Between the Lines—Sh'lah L'kha

Weekly Midrash Learning with Rabbi Abigail Treu

Numbers Rabbah 16:8

במדבר רבה (וילנא) פרשה טז

כיון שאמרו למשה נשלחה אנשים לפנינו התחיל משה עומד ותוהא אמר אפשר לי לעשות דבר עד שאמלך בהקב"ה הלך ונמלך א"ל כך וכך בניך מבקשים א"ל הקב"ה אין זה תחלה להם עד שהם במצרים הלעיגו לי שנא' (הושע ז) זו לעגם בארץ מצרים למודים הם לכך איני צריך לנסותם שכתוב (דניאל ב) ידע מה בחשוכה ונהורא עמיה שרא א"ל הקב"ה משה יודע אני מה הם אלא אם בקשת שלח לך לעצמך מנין שכן כתיב אלה שמות האנשים אשר שלח משה לתור.

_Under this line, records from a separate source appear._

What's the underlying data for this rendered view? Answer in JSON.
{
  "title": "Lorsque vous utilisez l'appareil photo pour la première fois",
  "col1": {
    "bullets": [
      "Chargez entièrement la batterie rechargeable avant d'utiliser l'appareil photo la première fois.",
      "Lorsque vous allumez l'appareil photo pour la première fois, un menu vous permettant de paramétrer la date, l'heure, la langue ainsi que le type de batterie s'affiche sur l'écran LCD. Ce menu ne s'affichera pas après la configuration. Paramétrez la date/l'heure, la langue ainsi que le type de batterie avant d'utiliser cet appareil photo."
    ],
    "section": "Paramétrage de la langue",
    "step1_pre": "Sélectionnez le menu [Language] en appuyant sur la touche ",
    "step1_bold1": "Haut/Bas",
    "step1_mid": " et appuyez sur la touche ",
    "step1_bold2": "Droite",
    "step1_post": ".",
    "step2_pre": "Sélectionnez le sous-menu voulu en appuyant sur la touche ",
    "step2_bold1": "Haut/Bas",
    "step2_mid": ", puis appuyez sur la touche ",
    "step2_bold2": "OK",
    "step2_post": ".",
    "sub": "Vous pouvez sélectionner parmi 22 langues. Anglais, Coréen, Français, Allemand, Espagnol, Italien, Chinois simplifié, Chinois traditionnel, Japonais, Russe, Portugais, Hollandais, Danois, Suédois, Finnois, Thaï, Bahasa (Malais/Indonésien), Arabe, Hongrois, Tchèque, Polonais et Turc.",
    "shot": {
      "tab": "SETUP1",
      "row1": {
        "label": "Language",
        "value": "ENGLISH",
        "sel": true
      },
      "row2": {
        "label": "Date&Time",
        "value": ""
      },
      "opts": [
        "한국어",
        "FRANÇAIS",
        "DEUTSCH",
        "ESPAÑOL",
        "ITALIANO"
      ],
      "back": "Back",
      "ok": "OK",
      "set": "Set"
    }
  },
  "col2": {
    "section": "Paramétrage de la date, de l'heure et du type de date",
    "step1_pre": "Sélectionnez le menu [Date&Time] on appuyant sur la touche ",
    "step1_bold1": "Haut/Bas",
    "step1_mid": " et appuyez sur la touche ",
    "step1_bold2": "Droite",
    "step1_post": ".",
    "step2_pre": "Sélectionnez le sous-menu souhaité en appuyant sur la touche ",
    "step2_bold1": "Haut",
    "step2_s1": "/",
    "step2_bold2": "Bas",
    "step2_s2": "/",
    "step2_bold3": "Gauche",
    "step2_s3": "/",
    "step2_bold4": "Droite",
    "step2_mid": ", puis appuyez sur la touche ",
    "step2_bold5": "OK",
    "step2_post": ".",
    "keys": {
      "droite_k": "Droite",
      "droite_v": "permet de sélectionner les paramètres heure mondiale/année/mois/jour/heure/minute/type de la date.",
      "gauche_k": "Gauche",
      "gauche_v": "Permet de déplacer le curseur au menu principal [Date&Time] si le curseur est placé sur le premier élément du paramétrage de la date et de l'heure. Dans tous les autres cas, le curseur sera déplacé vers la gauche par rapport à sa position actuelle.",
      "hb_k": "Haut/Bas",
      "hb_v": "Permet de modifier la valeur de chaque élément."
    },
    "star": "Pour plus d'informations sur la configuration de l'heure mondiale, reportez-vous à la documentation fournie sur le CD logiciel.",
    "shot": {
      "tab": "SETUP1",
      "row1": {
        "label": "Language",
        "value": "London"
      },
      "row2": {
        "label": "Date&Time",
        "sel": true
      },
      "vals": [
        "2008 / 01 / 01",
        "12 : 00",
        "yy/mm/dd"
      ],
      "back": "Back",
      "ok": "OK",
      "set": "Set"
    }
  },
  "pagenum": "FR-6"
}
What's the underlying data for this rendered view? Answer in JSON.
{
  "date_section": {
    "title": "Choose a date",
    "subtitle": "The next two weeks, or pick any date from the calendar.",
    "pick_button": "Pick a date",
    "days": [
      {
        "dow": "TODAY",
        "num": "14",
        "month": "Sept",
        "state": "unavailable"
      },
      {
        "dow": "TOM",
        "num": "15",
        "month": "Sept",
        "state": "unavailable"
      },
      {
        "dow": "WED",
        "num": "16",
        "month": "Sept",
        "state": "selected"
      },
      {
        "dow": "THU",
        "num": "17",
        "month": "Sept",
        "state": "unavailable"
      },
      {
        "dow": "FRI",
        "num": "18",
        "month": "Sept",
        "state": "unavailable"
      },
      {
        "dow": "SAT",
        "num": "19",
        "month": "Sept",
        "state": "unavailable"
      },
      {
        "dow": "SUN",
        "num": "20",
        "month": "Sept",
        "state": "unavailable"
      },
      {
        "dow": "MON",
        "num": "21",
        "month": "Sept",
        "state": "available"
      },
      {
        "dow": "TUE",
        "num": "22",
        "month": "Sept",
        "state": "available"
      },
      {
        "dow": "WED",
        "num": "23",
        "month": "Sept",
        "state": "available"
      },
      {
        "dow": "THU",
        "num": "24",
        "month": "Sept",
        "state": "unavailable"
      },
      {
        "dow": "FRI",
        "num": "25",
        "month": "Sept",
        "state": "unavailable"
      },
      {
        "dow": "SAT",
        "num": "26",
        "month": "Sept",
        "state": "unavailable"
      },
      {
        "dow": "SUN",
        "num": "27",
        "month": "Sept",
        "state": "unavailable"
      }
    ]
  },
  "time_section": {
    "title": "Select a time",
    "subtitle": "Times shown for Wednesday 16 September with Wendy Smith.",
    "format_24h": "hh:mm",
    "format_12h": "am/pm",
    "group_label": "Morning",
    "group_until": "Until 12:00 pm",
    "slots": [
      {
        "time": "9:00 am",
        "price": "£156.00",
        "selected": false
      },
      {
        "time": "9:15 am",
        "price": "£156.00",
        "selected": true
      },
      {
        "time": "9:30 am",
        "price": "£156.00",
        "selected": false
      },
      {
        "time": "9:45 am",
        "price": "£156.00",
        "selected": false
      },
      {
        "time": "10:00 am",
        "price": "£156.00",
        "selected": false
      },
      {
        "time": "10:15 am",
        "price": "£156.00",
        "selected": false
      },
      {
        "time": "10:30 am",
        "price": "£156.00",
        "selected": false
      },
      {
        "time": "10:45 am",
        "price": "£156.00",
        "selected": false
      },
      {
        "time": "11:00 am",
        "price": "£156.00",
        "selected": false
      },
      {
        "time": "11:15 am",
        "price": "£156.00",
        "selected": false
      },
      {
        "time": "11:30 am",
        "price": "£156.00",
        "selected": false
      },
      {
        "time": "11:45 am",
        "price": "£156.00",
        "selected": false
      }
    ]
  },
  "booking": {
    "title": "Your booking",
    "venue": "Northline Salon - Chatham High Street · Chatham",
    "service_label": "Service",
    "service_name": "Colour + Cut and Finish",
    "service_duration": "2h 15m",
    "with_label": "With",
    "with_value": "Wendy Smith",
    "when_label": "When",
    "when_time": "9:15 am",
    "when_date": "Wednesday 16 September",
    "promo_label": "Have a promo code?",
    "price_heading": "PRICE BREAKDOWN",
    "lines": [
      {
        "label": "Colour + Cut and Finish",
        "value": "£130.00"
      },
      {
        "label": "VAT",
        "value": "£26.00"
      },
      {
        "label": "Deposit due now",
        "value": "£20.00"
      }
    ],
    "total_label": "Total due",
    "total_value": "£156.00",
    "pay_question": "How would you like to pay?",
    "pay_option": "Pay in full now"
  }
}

When they said to Moses Let us send men before us to scout the land (Num. 13:1), Moses began to wonder. He said: "Can I do anything before consulting the Holy One, blessed be He?" So he went and consulted Him. Moses said to God: "Your children are asking for such and such a thing." The Holy One, blessed be He, said to him: "This is not their first offence. While they were still in Egypt they jeered at Me," as it says, This was their derision in the land of Egypt (Hos. 7:16). "This is their usual way. I do not need to test them," for it is written, He knows what is in the darkness, and the light dwells with him (Dan. 2:22). The Holy One, blessed be He, said to him, "Moses, I know what they are, but since you have asked, Send men to scout the land on your own account." How do we know that this was so? Because it is in fact written, These are the names of the men that Moses sent to spy out (Num. 13:16).

Here is a lesson in letting people make their own mistakes.

God seems to know how it's going to end: go ahead, Moses, send men out to spy the land. I have no need to test them, but if you feel the need, then go for it. The fact that God knows it will end badly does not deter Him from letting Moses send the scouts. The need for Moses to learn in his own way trumps, apparently, the way the matter will end.

This is an interesting statement about how we interact with others, especially with others over whom we exercise power. Be it our children, our students, or our junior colleagues, sometimes knowing the right answer or having prior experience of how something is going to turn out is not what is important. Sometimes we must empower others to discover for themselves what we already know. God does not even say, "I told you so" (at least not in this midrash) when things turn out badly.

The gentleness of the exchange strikes me as a lesson to us all, that there are those in our lives who seek our advice or permission and that sometimes granting them permission to make mistakes is the holiest, most respectful, and most loving response.